Automated Decision Making

A person has a right not to be subject to a decision based solely on automated processing, including profiling, which produces legal effects concerning him or her or similarly significantly affects him or her unless the decision:

  • Is necessary for entering into, or performance of, a contract between the individual and the Board, or
  • Is authorised by law which also lays down suitable measures to safeguard the individuals rights and freedoms and legitimate interests, or
  • Is based on the individual’s explicit consent.

In these cases, a person has a right to ask for human intervention in the decision making or to all his or her point of view to be presented and to contest the decision.

Automated decisions will not be made that involve a person's racial or ethnic origin, political opinions, religious or philosophical beliefs, or trade union membership, genetic data, biometric data for the purpose of uniquely identifying person, data concerning health or data a person's sex life or sexual orientation unless:

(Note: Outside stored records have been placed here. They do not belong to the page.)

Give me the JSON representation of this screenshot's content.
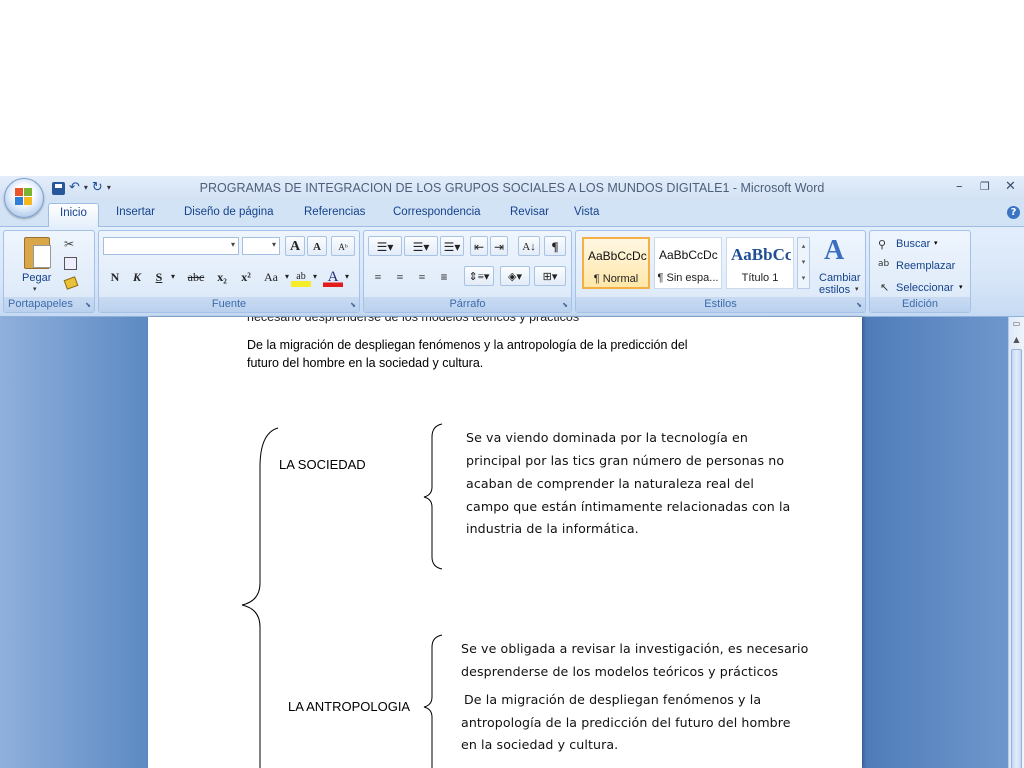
{
  "window": {
    "title": "PROGRAMAS DE INTEGRACION DE LOS GRUPOS SOCIALES A LOS MUNDOS DIGITALE1 - Microsoft Word",
    "minimize": "–",
    "restore": "❐",
    "close": "✕"
  },
  "qat": {
    "undo": "↶",
    "redo": "↻",
    "customize": "▾"
  },
  "tabs": [
    "Inicio",
    "Insertar",
    "Diseño de página",
    "Referencias",
    "Correspondencia",
    "Revisar",
    "Vista"
  ],
  "ribbon": {
    "clipboard": {
      "label": "Portapapeles",
      "paste": "Pegar"
    },
    "font": {
      "label": "Fuente",
      "bold": "N",
      "italic": "K",
      "underline": "S",
      "strike": "abc",
      "subscript": "x₂",
      "superscript": "x²",
      "case": "Aa",
      "grow": "A",
      "shrink": "A",
      "highlight": "ab",
      "color": "A"
    },
    "paragraph": {
      "label": "Párrafo",
      "pilcrow": "¶"
    },
    "styles": {
      "label": "Estilos",
      "items": [
        {
          "sample": "AaBbCcDc",
          "name": "¶ Normal"
        },
        {
          "sample": "AaBbCcDc",
          "name": "¶ Sin espa..."
        },
        {
          "sample": "AaBbCc",
          "name": "Título 1"
        }
      ],
      "change_line1": "Cambiar",
      "change_line2": "estilos"
    },
    "editing": {
      "label": "Edición",
      "find": "Buscar",
      "replace": "Reemplazar",
      "select": "Seleccionar"
    }
  },
  "document": {
    "cut_line": "necesario desprenderse de los modelos teóricos y prácticos",
    "para_line1": " De la migración de despliegan fenómenos y la antropología de la predicción del",
    "para_line2": "futuro del hombre en la sociedad y cultura.",
    "label_sociedad": "LA SOCIEDAD",
    "sociedad_lines": [
      "Se va viendo dominada por la tecnología en",
      "principal por las tics gran número de personas no",
      "acaban de comprender la naturaleza real del",
      "campo que están íntimamente relacionadas con la",
      "industria de la informática."
    ],
    "label_antropologia": "LA ANTROPOLOGIA",
    "antro_lines_a": [
      "Se ve obligada a revisar la investigación, es necesario",
      "desprenderse de los modelos teóricos y prácticos"
    ],
    "antro_lines_b": [
      "De la migración de despliegan fenómenos y la",
      "antropología de la predicción del futuro del hombre",
      "en la sociedad y cultura."
    ]
  }
}
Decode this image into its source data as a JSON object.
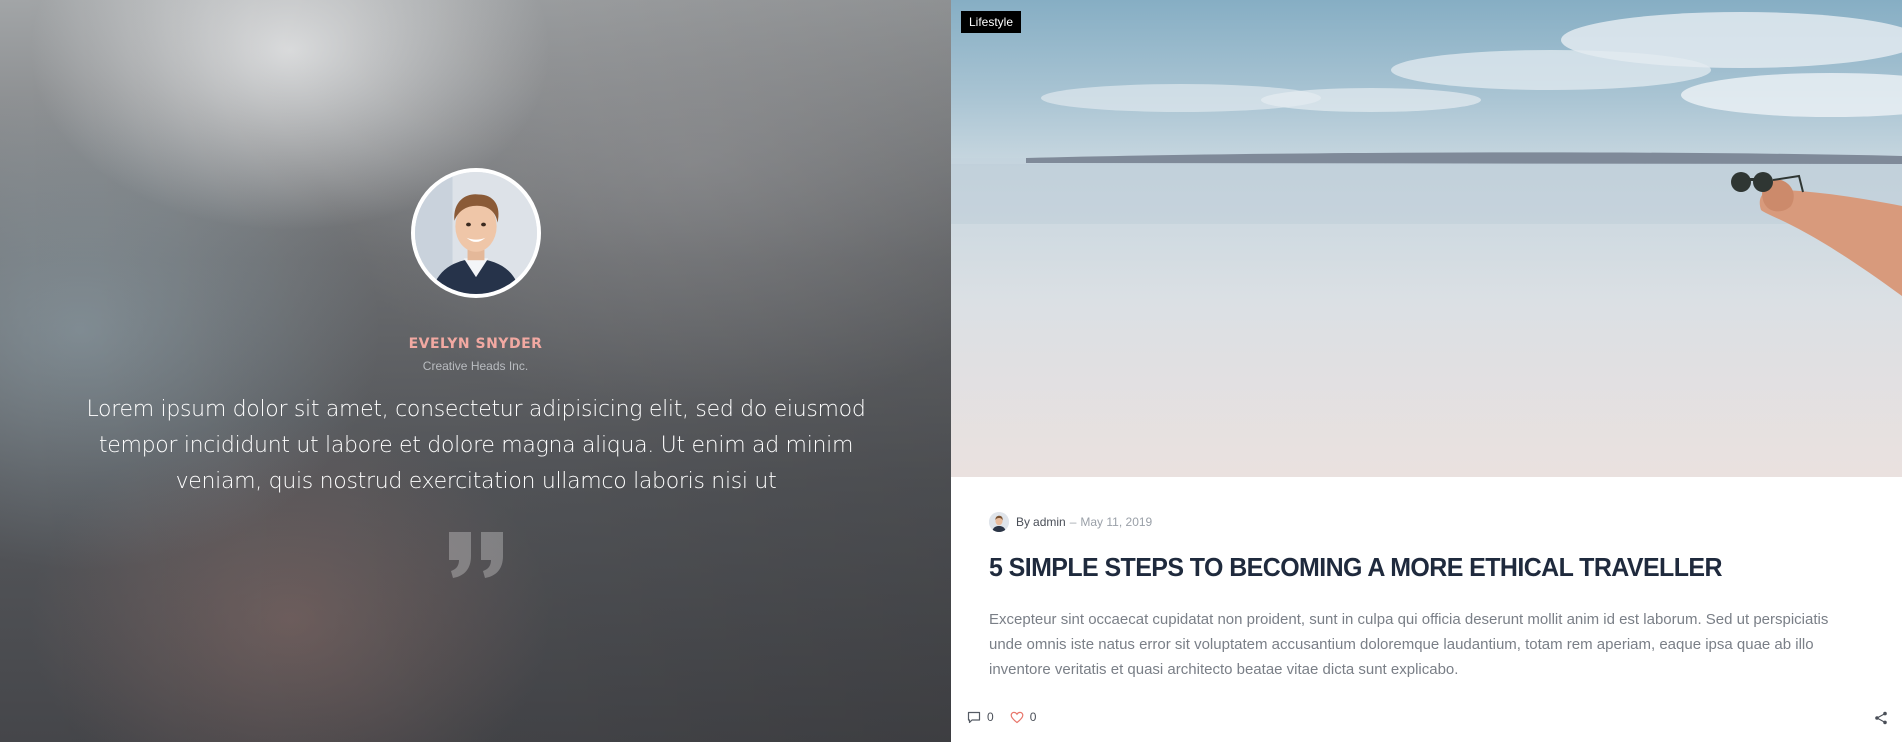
{
  "testimonial": {
    "name": "EVELYN SNYDER",
    "company": "Creative Heads Inc.",
    "text": "Lorem ipsum dolor sit amet, consectetur adipisicing elit, sed do eiusmod tempor incididunt ut labore et dolore magna aliqua. Ut enim ad minim veniam, quis nostrud exercitation ullamco laboris nisi ut",
    "name_color": "#f2a9a2",
    "icons": {
      "avatar": "avatar-photo",
      "quote": "quote-icon"
    }
  },
  "post": {
    "category": "Lifestyle",
    "by_label": "By",
    "author": "admin",
    "separator": "–",
    "date": "May 11, 2019",
    "title": "5 SIMPLE STEPS TO BECOMING A MORE ETHICAL TRAVELLER",
    "excerpt": "Excepteur sint occaecat cupidatat non proident, sunt in culpa qui officia deserunt mollit anim id est laborum. Sed ut perspiciatis unde omnis iste natus error sit voluptatem accusantium doloremque laudantium, totam rem aperiam, eaque ipsa quae ab illo inventore veritatis et quasi architecto beatae vitae dicta sunt explicabo.",
    "comments_count": "0",
    "likes_count": "0",
    "icons": {
      "comments": "comment-icon",
      "likes": "heart-icon",
      "share": "share-icon"
    },
    "colors": {
      "title": "#1f2a3d",
      "heart": "#e8766b",
      "badge_bg": "#000000"
    }
  }
}
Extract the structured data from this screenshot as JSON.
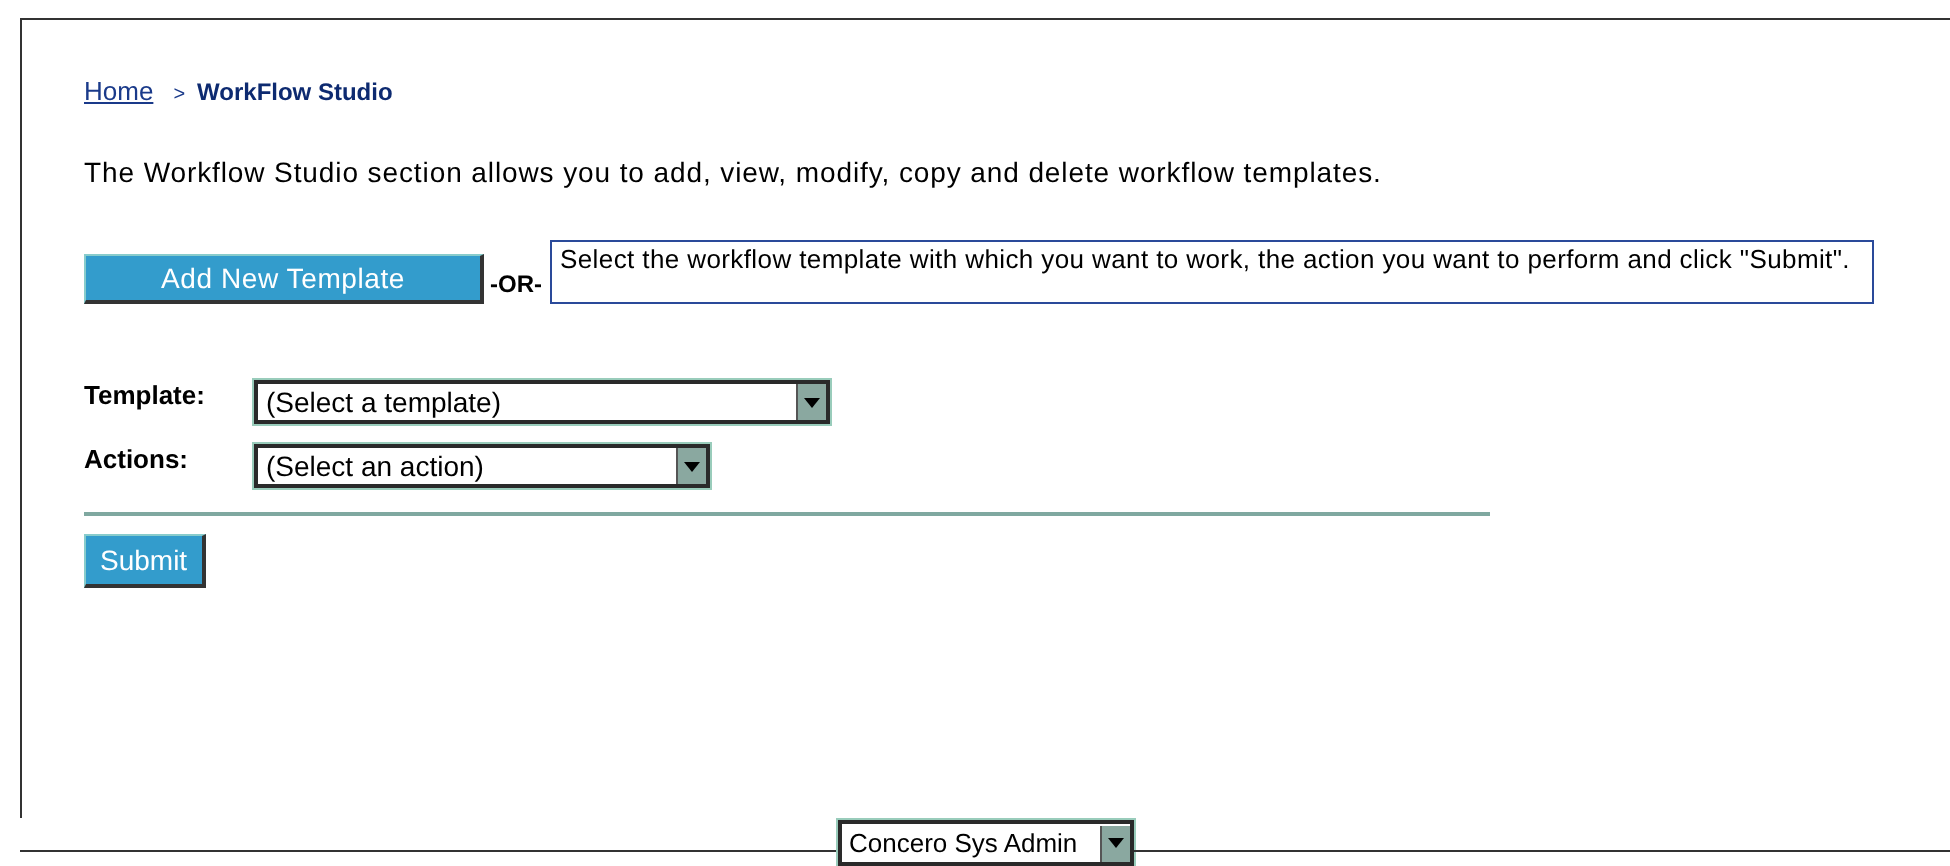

  • The individual has provided their explicit consent, or
  • Processing is necessary for reasons of substantial public interest and based upon a law which shall be proportionate to the aim pursued, respect the essence of the right to data protection and provide for suitable and specific measures to safeguard the fundamental rights and the interests of individuals.

Report Concerns to the Regulator

If you have a concern about the way your information is being used you have a right to contact the Information Commissioner's Office (ICO). The ICO is the UK’s independent body set up to uphold information rights.

Information Commissioner's Office
Wycliffe House
Water Lane
Wilmslow
Cheshire
SK9 5AF

Telephone: 0303 123 1113 (local rate) or 01625 545 745 (national rate).
Website:www.ico.org.uk